[Records from a data source]
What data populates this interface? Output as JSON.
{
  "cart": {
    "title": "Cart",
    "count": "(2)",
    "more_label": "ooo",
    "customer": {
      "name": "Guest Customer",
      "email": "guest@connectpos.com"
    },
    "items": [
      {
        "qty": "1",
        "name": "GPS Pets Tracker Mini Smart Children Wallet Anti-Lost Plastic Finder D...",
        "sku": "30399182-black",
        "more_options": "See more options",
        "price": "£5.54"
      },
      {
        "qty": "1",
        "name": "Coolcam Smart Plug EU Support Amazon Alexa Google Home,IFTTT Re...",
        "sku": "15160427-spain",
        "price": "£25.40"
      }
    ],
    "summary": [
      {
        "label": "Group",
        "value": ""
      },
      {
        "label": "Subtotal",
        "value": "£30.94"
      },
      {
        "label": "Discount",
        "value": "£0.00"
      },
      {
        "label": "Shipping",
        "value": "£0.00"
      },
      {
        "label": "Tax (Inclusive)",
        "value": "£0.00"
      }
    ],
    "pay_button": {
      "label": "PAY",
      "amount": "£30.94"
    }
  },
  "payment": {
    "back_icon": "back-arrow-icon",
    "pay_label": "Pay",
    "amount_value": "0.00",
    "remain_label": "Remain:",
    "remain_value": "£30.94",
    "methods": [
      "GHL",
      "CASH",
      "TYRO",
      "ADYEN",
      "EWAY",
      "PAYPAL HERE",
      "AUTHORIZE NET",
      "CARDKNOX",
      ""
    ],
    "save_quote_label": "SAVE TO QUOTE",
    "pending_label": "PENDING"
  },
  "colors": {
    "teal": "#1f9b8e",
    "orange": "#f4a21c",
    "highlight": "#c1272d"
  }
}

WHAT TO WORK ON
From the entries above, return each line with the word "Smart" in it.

OUTPUT FOR THIS TASK
        "name": "GPS Pets Tracker Mini Smart Children Wallet Anti-Lost Plastic Finder D...",
        "name": "Coolcam Smart Plug EU Support Amazon Alexa Google Home,IFTTT Re...",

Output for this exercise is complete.